The Democratic Alliance has, on Thursday, called on embattled chair of the Independent Electoral Commission to consider resigning from her position as a way of saving the commission’s integrity.
This call was made by the DA’s federal executive chairman, James Selfe, who said that the credibility and stability of the commission was at stake because of Tlakula’s conduct. Selfe’s sentiments come close on the heels of the Wednesday ruling by the electoral court judge who ruled that the IEC chairperson acted in violation of her role as a leader of the Chapter nine institution when she allowed the leasing of the IEC headquarters in Centurion to a company that was co-owned by a man she was rumored to be romantically involved with.

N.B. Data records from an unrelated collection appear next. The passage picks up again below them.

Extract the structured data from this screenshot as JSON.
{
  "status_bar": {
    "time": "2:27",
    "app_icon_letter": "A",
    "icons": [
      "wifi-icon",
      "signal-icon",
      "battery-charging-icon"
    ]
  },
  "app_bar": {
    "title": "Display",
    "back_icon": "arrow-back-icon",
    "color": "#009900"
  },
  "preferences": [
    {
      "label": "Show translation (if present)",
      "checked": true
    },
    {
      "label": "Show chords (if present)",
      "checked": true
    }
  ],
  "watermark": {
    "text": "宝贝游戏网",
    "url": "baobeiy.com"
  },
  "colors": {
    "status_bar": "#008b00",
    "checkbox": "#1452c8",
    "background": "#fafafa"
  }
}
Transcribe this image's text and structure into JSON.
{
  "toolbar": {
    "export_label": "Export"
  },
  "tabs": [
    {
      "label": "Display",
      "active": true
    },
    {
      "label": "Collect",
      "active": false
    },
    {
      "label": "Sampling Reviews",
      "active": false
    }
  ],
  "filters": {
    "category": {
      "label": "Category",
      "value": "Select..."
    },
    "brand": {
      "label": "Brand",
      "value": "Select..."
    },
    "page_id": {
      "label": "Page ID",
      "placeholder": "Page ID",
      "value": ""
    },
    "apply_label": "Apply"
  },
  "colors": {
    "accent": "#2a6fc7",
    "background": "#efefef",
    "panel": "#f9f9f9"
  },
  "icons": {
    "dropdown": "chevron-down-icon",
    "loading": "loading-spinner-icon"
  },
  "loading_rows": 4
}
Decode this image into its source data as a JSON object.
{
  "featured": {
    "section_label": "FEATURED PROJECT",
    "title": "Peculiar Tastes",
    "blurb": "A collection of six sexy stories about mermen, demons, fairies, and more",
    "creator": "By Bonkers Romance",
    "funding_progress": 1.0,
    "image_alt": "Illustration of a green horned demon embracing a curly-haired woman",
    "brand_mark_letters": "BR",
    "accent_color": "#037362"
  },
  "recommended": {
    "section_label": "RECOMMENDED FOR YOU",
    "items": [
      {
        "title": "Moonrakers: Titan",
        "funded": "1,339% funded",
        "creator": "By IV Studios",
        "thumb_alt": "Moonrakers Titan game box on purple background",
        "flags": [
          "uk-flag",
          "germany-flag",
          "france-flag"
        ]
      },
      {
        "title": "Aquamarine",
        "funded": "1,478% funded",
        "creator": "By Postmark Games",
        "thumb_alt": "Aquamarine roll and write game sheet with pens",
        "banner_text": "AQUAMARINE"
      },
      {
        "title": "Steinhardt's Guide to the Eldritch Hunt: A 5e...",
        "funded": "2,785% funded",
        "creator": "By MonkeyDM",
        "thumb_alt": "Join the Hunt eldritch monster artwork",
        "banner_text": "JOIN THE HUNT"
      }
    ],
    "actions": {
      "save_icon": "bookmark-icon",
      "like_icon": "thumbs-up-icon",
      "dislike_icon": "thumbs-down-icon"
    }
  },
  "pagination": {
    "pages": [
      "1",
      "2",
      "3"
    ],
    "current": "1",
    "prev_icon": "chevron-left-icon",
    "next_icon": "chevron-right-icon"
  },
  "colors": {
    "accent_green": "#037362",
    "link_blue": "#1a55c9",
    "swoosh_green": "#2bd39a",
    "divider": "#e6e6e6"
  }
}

In his ruling, Judge Wepener found that, in allowing Thaba Mafumadi’s company to lease the commission’s building, Pansy Tlakula had not only broken the law, but that she had also failed to take responsibility for her actions. He recommended in his report that she be removed from her position.
What Judge Wepener found about this notorious business transaction is nothing new but is the hollow echo of numerous other entities that also found the same. Late in 2013, the Public Protector, Thuli Madonsela also came to the same conclusion in her investigation of the office of the chairperson of the Independent Electoral Commission. Madonsela found that in addition, Tlakula had also failed to provide appropriate guidance to her subordinates. She had also recommended that the IEC leader be removed from her position. Her report was also authenticated by an independent forensic audit report by Pricewaterhouse Cooper, which had also come to the same conclusion regarding Tlakula’s conduct.
A few months before the May 7 elections, a coalition of political parties attempted to make an urgent push for the removal of Tlakula from her position. In their affidavit, the parties, which included the Economic Freedom Fighters and the United Democratic Movement argued that if she was allowed to run the elections, Tlakula would bring the elections to disrepute and further that these elections would lose credibility both nationally and internationally. On Wednesday, when it emerged that the electoral court had ruled that Tlakula be removed, Bantu Holomisa of the UDM, said that it was long overdue for her to be relieved of her duties.
It is against this backdrop that Selfe recommends that Tlakula steps down of her own accord. This apparently comes in the wake of calls to the effect that the removal of the IEC chair can be a long, tedious and well drawn out process.